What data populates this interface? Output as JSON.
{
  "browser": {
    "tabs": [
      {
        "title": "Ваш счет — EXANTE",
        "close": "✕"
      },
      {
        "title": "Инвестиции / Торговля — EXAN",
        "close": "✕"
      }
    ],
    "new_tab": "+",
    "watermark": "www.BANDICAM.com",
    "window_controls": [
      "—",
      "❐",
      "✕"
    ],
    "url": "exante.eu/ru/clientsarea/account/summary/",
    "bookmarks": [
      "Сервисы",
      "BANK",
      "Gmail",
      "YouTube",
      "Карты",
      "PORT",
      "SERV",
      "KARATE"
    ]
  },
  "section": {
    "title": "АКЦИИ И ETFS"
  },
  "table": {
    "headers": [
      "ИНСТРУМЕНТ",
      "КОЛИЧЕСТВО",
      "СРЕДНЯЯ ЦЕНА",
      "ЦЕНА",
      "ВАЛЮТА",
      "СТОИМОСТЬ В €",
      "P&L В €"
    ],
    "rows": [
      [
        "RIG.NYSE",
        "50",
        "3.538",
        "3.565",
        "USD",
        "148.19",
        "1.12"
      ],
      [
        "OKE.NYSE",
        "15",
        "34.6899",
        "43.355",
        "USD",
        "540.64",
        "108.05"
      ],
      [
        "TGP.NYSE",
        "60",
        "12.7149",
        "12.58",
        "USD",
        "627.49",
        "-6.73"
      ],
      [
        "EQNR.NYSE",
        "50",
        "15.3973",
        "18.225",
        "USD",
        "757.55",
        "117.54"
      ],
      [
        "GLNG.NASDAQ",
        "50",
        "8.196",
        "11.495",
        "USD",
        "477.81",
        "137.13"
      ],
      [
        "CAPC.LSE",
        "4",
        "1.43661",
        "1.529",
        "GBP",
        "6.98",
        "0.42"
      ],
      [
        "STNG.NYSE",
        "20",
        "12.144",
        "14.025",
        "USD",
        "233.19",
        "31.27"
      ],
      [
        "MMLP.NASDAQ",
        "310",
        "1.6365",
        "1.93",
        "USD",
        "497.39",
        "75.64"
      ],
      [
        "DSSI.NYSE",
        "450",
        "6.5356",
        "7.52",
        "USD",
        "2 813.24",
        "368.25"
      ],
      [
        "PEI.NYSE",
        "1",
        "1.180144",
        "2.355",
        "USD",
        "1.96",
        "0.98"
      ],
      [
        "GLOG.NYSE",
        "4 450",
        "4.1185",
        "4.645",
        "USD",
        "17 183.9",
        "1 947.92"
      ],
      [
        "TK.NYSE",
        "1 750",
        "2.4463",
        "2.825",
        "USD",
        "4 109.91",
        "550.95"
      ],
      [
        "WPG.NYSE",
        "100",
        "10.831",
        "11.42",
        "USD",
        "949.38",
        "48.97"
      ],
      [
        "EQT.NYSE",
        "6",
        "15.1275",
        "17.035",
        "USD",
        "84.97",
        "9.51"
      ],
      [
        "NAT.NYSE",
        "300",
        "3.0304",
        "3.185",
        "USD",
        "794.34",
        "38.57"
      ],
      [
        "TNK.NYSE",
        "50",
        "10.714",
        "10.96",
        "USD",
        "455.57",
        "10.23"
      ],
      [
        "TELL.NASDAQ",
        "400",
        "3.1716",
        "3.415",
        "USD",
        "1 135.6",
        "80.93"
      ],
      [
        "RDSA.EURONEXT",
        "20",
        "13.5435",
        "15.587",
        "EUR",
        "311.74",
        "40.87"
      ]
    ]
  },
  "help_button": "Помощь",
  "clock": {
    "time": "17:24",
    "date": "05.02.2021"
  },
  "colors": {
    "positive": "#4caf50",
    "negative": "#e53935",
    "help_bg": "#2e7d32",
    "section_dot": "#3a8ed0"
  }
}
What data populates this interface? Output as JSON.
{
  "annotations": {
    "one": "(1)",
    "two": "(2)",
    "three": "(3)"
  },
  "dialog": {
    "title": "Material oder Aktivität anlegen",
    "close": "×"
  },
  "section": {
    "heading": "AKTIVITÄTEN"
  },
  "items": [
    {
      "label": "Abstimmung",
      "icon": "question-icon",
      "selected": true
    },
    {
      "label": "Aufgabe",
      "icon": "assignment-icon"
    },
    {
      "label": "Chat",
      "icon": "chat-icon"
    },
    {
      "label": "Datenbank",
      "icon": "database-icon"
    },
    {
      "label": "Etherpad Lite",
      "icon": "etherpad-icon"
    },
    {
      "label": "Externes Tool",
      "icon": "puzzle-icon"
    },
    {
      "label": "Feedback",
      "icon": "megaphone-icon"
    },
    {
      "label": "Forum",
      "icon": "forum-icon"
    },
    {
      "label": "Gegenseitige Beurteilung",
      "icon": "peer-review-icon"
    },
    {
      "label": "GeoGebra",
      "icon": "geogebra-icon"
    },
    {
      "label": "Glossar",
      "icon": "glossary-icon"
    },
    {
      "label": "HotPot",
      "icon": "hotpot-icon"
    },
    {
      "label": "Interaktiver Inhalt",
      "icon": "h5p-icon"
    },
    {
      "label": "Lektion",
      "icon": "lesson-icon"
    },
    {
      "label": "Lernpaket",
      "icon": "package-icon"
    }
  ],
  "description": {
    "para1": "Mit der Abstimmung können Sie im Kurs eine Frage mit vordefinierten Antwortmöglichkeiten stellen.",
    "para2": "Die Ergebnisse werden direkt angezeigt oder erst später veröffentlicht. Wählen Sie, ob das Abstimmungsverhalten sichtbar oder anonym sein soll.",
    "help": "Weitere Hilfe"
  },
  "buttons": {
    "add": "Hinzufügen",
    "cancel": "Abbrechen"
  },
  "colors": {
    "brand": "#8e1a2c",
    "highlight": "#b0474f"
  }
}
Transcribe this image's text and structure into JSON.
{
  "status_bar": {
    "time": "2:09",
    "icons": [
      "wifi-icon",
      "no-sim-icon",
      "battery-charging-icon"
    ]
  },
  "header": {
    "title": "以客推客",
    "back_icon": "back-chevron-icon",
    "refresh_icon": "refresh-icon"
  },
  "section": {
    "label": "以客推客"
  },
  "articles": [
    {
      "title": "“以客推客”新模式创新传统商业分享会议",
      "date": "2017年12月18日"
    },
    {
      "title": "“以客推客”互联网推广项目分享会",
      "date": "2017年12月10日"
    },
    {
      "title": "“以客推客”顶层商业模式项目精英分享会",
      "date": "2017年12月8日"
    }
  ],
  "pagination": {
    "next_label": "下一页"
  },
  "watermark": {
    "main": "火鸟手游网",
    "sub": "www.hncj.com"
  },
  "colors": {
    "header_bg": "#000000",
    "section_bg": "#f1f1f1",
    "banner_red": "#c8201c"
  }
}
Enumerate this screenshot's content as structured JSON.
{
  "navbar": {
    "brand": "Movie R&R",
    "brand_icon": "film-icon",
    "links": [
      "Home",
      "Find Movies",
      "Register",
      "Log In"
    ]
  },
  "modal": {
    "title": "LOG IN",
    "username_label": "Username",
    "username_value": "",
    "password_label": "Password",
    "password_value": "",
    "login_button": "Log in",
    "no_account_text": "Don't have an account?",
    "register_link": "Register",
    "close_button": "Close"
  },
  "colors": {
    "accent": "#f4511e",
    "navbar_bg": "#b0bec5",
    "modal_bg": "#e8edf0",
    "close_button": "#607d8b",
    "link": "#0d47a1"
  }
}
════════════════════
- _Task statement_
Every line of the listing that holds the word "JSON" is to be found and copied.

- _Response box_
What data populates this interface? Output as JSON.
What data populates this interface? Output as JSON.
Transcribe this image's text and structure into JSON.
Enumerate this screenshot's content as structured JSON.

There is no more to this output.